Set in the far future amidst a sprawling feudal interstellar empire where planetary fiefdoms are controlled by noble houses that owe an allegiance to the Imperial House Corrino, Dune tells the story of young Paul Atreides (the heir apparent to Duke Leto Atreides and the heir of House Atreides) as he and his family accept control of the desert planet Arrakis, the only source of the "spice" melange, the most important and valuable substance in the universe.

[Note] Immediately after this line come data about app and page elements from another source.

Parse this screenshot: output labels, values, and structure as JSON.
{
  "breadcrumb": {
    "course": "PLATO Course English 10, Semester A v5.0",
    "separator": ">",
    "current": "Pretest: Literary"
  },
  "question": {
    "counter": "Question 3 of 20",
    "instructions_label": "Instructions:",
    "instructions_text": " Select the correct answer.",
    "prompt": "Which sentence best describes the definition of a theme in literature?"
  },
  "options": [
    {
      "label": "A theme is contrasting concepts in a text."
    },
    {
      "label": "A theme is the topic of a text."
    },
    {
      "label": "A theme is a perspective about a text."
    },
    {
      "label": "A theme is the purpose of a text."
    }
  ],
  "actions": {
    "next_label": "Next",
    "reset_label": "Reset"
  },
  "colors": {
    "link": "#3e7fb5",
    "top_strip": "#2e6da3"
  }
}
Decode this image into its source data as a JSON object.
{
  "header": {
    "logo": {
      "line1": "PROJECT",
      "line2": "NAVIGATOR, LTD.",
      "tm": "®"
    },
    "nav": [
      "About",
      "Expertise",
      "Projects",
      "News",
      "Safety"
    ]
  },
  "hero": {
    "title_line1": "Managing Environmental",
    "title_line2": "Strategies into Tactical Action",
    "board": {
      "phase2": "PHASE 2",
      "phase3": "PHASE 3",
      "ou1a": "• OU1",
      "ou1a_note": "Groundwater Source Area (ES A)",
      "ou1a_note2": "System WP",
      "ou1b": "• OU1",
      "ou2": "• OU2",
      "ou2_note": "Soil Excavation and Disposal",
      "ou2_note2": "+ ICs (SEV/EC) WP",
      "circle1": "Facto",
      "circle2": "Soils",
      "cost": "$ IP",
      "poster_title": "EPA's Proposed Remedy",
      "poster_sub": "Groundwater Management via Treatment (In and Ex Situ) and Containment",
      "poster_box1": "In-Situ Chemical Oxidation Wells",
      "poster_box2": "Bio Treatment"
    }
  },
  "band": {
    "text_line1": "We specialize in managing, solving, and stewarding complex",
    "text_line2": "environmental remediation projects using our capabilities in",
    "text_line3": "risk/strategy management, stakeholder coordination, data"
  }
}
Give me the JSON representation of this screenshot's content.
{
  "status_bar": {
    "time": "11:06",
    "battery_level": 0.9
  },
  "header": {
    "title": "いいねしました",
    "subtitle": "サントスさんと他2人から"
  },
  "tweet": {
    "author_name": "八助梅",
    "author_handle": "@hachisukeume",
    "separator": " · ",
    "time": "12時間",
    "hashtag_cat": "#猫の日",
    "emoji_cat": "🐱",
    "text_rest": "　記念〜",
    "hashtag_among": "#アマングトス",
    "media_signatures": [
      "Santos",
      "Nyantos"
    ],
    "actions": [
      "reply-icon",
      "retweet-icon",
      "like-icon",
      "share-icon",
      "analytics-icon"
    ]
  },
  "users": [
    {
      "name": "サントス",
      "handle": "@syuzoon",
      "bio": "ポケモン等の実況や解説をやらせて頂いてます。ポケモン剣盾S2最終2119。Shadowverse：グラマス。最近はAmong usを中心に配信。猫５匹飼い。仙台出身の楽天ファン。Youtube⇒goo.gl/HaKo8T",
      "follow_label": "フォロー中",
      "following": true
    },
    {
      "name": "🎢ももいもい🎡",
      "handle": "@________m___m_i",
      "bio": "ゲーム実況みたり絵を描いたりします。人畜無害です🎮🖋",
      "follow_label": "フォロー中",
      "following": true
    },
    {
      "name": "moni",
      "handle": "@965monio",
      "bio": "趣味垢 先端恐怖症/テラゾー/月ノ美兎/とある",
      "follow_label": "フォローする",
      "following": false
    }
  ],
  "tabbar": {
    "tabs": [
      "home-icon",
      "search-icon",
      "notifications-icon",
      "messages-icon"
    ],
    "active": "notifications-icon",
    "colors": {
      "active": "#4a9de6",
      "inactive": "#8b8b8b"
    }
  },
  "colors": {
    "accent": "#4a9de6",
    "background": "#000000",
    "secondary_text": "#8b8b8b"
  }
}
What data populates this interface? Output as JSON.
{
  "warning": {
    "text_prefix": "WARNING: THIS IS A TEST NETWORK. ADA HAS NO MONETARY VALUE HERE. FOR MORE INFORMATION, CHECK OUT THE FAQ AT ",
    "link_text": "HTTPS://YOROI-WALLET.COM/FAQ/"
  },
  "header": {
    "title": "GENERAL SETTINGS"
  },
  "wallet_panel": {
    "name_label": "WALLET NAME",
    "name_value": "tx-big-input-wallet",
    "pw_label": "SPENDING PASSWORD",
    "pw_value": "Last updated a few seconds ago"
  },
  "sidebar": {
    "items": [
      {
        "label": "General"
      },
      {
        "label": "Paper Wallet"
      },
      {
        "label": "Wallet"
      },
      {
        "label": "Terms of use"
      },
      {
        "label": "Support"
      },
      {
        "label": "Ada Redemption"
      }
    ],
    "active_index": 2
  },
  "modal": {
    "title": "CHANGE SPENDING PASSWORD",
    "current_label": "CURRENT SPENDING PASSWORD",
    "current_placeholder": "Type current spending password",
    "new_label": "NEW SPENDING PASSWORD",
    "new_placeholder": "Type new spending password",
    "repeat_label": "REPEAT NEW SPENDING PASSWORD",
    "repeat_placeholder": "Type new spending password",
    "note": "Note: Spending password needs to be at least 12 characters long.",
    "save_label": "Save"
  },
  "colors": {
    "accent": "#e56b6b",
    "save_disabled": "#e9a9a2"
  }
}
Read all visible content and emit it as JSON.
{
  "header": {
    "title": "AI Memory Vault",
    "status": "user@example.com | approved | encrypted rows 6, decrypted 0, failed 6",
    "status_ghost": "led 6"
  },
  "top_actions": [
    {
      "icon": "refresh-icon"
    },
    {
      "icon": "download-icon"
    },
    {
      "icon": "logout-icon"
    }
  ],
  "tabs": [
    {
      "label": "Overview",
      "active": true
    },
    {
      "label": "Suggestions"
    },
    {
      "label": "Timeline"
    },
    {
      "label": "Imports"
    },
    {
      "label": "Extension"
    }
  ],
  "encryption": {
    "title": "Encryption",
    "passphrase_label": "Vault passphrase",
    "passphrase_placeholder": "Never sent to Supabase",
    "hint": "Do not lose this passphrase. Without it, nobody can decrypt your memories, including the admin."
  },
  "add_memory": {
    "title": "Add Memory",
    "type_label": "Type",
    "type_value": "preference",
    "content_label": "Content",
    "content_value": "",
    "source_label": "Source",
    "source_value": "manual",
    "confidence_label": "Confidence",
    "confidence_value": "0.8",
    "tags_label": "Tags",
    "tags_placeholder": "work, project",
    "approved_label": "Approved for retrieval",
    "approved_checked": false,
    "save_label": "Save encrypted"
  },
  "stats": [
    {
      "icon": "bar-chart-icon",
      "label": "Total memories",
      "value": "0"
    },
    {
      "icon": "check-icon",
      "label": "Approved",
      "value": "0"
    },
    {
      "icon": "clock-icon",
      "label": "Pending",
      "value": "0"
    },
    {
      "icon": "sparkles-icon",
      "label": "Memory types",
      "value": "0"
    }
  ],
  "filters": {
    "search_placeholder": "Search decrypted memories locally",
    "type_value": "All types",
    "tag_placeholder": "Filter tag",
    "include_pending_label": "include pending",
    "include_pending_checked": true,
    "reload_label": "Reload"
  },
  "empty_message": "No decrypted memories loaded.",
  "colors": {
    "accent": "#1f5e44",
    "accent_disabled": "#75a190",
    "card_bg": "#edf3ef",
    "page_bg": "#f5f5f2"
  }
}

The story explores the complex and multi-layered interactions of politics, religion, ecology, technology, and human emotion, as the forces of the Empire confront each other for control of Arrakis and its "spice".
Herbert wrote five sequels to the novel Dune: Dune Messiah, Children of Dune, God Emperor of Dune, Heretics of Dune, and Chapterhouse: Dune. The first novel also inspired a 1984 film adaptation by David Lynch, the 2000 Sci-Fi Channel miniseries Frank Herbert's Dune and its 2003 sequel Frank Herbert's Children of Dune, computer games, a board game, songs, and a series of prequels, interquels, and sequels that were co-written by Kevin J. Anderson and the author's son, Brian Herbert, starting in 1999.